-------- Information

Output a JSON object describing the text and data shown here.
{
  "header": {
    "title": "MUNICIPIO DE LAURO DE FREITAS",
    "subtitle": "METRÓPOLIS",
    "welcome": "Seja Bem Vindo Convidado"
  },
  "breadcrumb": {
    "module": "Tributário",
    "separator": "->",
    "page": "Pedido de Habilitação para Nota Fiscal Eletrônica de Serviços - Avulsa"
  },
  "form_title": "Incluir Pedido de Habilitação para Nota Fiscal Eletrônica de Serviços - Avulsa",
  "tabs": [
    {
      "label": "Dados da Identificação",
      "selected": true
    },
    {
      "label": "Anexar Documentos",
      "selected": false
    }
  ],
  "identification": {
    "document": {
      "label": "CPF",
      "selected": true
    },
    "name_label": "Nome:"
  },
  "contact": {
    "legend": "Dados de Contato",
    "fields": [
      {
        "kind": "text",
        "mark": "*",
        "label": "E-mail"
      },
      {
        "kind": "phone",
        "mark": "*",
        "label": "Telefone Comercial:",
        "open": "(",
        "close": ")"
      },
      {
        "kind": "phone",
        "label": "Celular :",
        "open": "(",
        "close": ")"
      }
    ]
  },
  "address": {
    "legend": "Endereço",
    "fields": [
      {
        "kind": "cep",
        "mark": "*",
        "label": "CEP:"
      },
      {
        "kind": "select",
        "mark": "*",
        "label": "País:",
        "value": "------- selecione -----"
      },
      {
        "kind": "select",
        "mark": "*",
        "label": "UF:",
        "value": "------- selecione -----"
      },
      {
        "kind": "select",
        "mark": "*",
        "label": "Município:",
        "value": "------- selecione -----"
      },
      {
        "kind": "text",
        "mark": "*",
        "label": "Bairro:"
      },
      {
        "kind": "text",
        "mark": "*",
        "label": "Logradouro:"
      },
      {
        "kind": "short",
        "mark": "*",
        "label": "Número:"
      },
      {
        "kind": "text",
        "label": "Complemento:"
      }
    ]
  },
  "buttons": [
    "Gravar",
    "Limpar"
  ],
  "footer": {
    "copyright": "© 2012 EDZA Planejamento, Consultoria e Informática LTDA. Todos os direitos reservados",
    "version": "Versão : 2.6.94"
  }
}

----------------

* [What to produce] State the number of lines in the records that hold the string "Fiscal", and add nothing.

* [Reply] 2